Lynx Lake

Lynx Lake

Lynx Lake, located just east of Prescott, is a serene 55-acre lake with several hiking trails.    Trail 311, Lynx Recreation,  is a level 2.3 mile walk through stands of ponderosa pine around the lake.  Golden Columbine were prolific around the southshore area.  We saw ducks, geese, and black-chinned hummingbirds.  There was a sign that indicated that there was an osprey nest, one of the most southernmost in North America.  After our hike, we stopped at the Lynx Lake Cafe where we discovered wonderful food with several German options.  Hummingbird feeders sit just outside each of the window seats.  We had six black-chinned hummingbirds feeding at one time.  The male has a black head.  The females were often territorial as if there wasn’t enough sugar water to go around.  A great outing!
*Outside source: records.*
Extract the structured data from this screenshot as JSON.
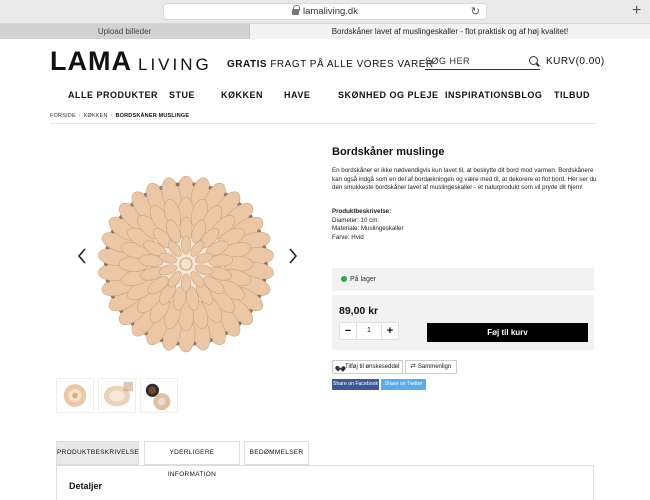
{
  "browser": {
    "url": "lamaliving.dk",
    "tabs": [
      {
        "label": "Upload billeder"
      },
      {
        "label": "Bordskåner lavet af muslingeskaller - flot praktisk og af høj kvalitet!"
      }
    ]
  },
  "header": {
    "logo_main": "LAMA",
    "logo_sub": "LIVING",
    "promo_bold": "GRATIS",
    "promo_rest": " FRAGT PÅ ALLE VORES VARER",
    "search_placeholder": "SØG HER",
    "cart_label": "KURV(0.00)"
  },
  "nav": {
    "items": [
      "ALLE PRODUKTER",
      "STUE",
      "KØKKEN",
      "HAVE",
      "SKØNHED OG PLEJE",
      "INSPIRATIONSBLOG",
      "TILBUD"
    ]
  },
  "breadcrumb": {
    "items": [
      "FORSIDE",
      "KØKKEN"
    ],
    "current": "BORDSKÅNER MUSLINGE"
  },
  "product": {
    "title": "Bordskåner muslinge",
    "description": "En bordskåner er ikke nødvendigvis kun lavet til, at beskytte dit bord mod varmen. Bordskånere kan også indgå som en del af bordækningen og være med til, at dekorere et flot bord. Her ser du den smukkeste bordskåner lavet af muslingeskaller - et naturprodukt som vil pryde dit hjem!",
    "spec_heading": "Produktbeskrivelse:",
    "specs": [
      "Diameter: 10 cm.",
      "Materiale: Muslingeskaller",
      "Farve: Hvid"
    ],
    "stock": "På lager",
    "price": "89,00 kr",
    "qty": "1",
    "add_to_cart": "Føj til kurv",
    "wishlist": "Tilføj til ønskeseddel",
    "compare": "Sammenlign",
    "share_fb": "Share on Facebook",
    "share_tw": "Share on Twitter"
  },
  "product_tabs": {
    "items": [
      "PRODUKTBESKRIVELSE",
      "YDERLIGERE INFORMATION",
      "BEDØMMELSER"
    ],
    "active": 0,
    "panel_heading": "Detaljer"
  },
  "colors": {
    "accent": "#000000",
    "stock_green": "#2fa84f",
    "facebook": "#3b5998",
    "twitter": "#55acee",
    "shell": "#ecc7a6"
  }
}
Watson Lake Saturday, Jun 13 2009 

Watson Lake

Watson Lake

After dropping off cardboard and other recyclables at the Transfer Station about four miles from downtown Prescott, we walked on the Lower Granite Creek Trail. This level walk parallels a major highway but we were rewarded with wildflowers in bloom such as prickly poppies and a red-colored thistle. Our destination was Watson Lake which is surrounded by giant granite boulders. Perhaps on a future outing we will try renting a kayak to enjoy the views from the water.

Javelina sighting Wednesday, Jun 10 2009 
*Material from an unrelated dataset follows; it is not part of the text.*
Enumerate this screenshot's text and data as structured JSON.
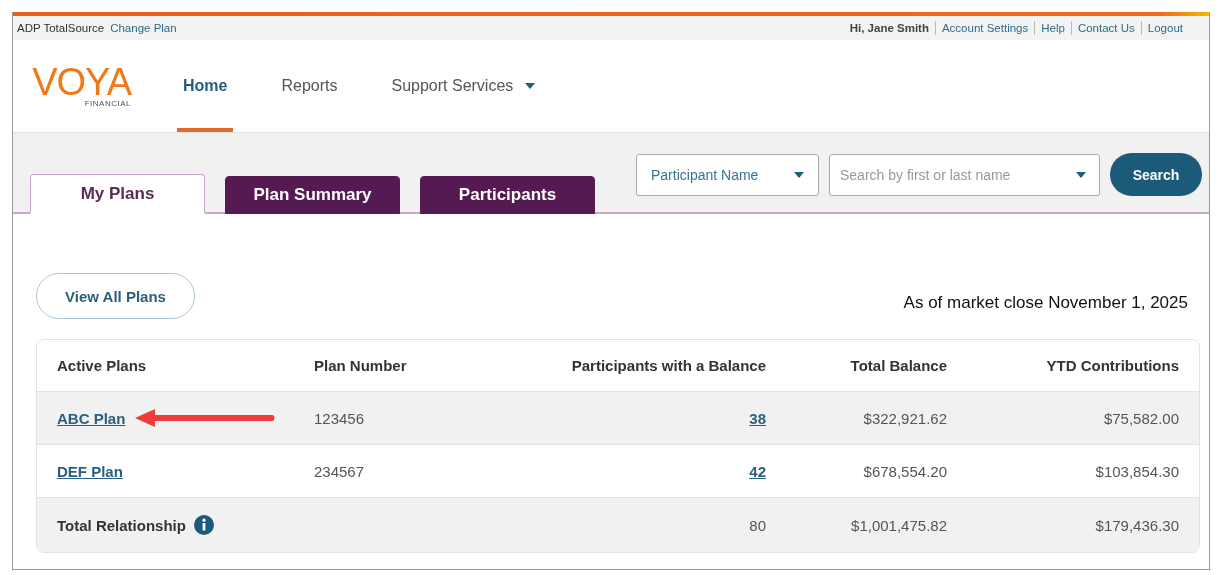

While hiking Trail 326 (Thumb Butte Connector) in the Thumb Butte area today, I saw my first javelina.  It was getting ready to cross the trail when it spotted me, quickly reversed direction and sped away.  It was more than three feet long and looked ferocious.  A little farther up the trail two acorn woodpeckers were feeding on ponderosa pines.  Today’s hike explored Trail 323 (Butte Connection) to Trail 321 (Butte Creek) out of the Prescott National Forest to Strickland Park on Prescott’s Mile-High trail system.  This trail segment goes through private property and parallels the Hassayampa golf course.  I literally circled Thumb Butte.

Thumb Butte

Thumb Butte

On Wednesdays Thumb Butte parking is free.  Last week I did a loop on Trail 316 (Pine Lakes) to Trail 318 (West) and returned via part of Trail 322 (Circle Connection).  The week before that I did the popular Trail 33 (Thumb Butte) and saw several peregrine falcons gliding around Thumb Butte.  It is great to have all these trails a little more than two miles from the Prescott house.